Only an exact copy of the listing below will do.

=== Section Start ===

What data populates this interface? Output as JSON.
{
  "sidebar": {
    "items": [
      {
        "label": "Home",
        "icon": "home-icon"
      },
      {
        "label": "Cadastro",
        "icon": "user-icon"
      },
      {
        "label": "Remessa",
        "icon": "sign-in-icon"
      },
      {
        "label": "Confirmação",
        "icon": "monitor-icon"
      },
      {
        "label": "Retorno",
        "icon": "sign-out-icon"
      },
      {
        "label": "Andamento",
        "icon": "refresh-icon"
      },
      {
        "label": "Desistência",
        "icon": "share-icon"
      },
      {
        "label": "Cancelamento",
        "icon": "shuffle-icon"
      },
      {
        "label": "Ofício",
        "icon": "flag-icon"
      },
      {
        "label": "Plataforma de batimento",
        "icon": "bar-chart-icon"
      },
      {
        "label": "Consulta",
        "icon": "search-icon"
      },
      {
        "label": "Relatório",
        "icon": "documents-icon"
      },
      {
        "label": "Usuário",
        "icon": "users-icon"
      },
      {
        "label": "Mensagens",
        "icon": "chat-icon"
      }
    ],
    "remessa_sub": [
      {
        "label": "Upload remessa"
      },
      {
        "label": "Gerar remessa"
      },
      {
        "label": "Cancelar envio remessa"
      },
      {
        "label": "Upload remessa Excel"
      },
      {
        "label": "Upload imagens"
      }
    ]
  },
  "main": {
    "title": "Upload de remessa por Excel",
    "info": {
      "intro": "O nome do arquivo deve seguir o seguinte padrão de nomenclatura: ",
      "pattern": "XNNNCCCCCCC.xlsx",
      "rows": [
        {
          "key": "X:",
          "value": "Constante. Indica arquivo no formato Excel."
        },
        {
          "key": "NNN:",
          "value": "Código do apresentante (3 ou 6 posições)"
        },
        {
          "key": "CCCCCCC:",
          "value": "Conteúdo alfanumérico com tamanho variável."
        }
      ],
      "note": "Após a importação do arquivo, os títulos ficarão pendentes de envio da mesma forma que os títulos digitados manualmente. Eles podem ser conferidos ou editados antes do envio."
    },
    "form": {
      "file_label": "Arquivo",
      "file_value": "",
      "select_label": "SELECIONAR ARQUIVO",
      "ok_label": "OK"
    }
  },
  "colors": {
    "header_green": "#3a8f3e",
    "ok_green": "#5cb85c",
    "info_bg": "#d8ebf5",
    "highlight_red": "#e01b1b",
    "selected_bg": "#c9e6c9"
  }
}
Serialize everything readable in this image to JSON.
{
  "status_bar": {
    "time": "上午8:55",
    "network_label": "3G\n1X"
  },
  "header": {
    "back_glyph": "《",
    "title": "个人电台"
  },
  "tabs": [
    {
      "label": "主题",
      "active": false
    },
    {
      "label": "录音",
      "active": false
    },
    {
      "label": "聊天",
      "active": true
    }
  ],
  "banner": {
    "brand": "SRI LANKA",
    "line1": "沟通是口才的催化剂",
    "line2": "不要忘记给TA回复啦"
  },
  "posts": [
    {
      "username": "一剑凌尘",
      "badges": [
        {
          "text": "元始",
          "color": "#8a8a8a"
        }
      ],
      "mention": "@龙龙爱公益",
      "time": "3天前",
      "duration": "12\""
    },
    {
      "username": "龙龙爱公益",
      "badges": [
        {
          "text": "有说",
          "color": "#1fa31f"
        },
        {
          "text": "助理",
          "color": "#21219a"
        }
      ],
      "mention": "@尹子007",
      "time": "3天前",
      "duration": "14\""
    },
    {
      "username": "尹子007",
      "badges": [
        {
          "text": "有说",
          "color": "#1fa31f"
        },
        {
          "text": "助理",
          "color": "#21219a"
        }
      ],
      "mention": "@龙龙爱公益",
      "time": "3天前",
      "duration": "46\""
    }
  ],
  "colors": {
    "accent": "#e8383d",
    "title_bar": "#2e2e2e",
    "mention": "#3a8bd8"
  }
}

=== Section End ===

* [Written response]:
What data populates this interface? Output as JSON.
{
  "sidebar": {
    "items": [
      {
        "label": "Home",
        "icon": "home-icon"
      },
      {
        "label": "Cadastro",
        "icon": "user-icon"
      },
      {
        "label": "Remessa",
        "icon": "sign-in-icon"
      },
      {
        "label": "Confirmação",
        "icon": "monitor-icon"
      },
      {
        "label": "Retorno",
        "icon": "sign-out-icon"
      },
      {
        "label": "Andamento",
        "icon": "refresh-icon"
      },
      {
        "label": "Desistência",
        "icon": "share-icon"
      },
      {
        "label": "Cancelamento",
        "icon": "shuffle-icon"
      },
      {
        "label": "Ofício",
        "icon": "flag-icon"
      },
      {
        "label": "Plataforma de batimento",
        "icon": "bar-chart-icon"
      },
      {
        "label": "Consulta",
        "icon": "search-icon"
      },
      {
        "label": "Relatório",
        "icon": "documents-icon"
      },
      {
        "label": "Usuário",
        "icon": "users-icon"
      },
      {
        "label": "Mensagens",
        "icon": "chat-icon"
      }
    ],
    "remessa_sub": [
      {
        "label": "Upload remessa"
      },
      {
        "label": "Gerar remessa"
      },
      {
        "label": "Cancelar envio remessa"
      },
      {
        "label": "Upload remessa Excel"
      },
      {
        "label": "Upload imagens"
      }
    ]
  },
  "main": {
    "title": "Upload de remessa por Excel",
    "info": {
      "intro": "O nome do arquivo deve seguir o seguinte padrão de nomenclatura: ",
      "pattern": "XNNNCCCCCCC.xlsx",
      "rows": [
        {
          "key": "X:",
          "value": "Constante. Indica arquivo no formato Excel."
        },
        {
          "key": "NNN:",
          "value": "Código do apresentante (3 ou 6 posições)"
        },
        {
          "key": "CCCCCCC:",
          "value": "Conteúdo alfanumérico com tamanho variável."
        }
      ],
      "note": "Após a importação do arquivo, os títulos ficarão pendentes de envio da mesma forma que os títulos digitados manualmente. Eles podem ser conferidos ou editados antes do envio."
    },
    "form": {
      "file_label": "Arquivo",
      "file_value": "",
      "select_label": "SELECIONAR ARQUIVO",
      "ok_label": "OK"
    }
  },
  "colors": {
    "header_green": "#3a8f3e",
    "ok_green": "#5cb85c",
    "info_bg": "#d8ebf5",
    "highlight_red": "#e01b1b",
    "selected_bg": "#c9e6c9"
  }
}
Serialize everything readable in this image to JSON.
{
  "status_bar": {
    "time": "上午8:55",
    "network_label": "3G\n1X"
  },
  "header": {
    "back_glyph": "《",
    "title": "个人电台"
  },
  "tabs": [
    {
      "label": "主题",
      "active": false
    },
    {
      "label": "录音",
      "active": false
    },
    {
      "label": "聊天",
      "active": true
    }
  ],
  "banner": {
    "brand": "SRI LANKA",
    "line1": "沟通是口才的催化剂",
    "line2": "不要忘记给TA回复啦"
  },
  "posts": [
    {
      "username": "一剑凌尘",
      "badges": [
        {
          "text": "元始",
          "color": "#8a8a8a"
        }
      ],
      "mention": "@龙龙爱公益",
      "time": "3天前",
      "duration": "12\""
    },
    {
      "username": "龙龙爱公益",
      "badges": [
        {
          "text": "有说",
          "color": "#1fa31f"
        },
        {
          "text": "助理",
          "color": "#21219a"
        }
      ],
      "mention": "@尹子007",
      "time": "3天前",
      "duration": "14\""
    },
    {
      "username": "尹子007",
      "badges": [
        {
          "text": "有说",
          "color": "#1fa31f"
        },
        {
          "text": "助理",
          "color": "#21219a"
        }
      ],
      "mention": "@龙龙爱公益",
      "time": "3天前",
      "duration": "46\""
    }
  ],
  "colors": {
    "accent": "#e8383d",
    "title_bar": "#2e2e2e",
    "mention": "#3a8bd8"
  }
}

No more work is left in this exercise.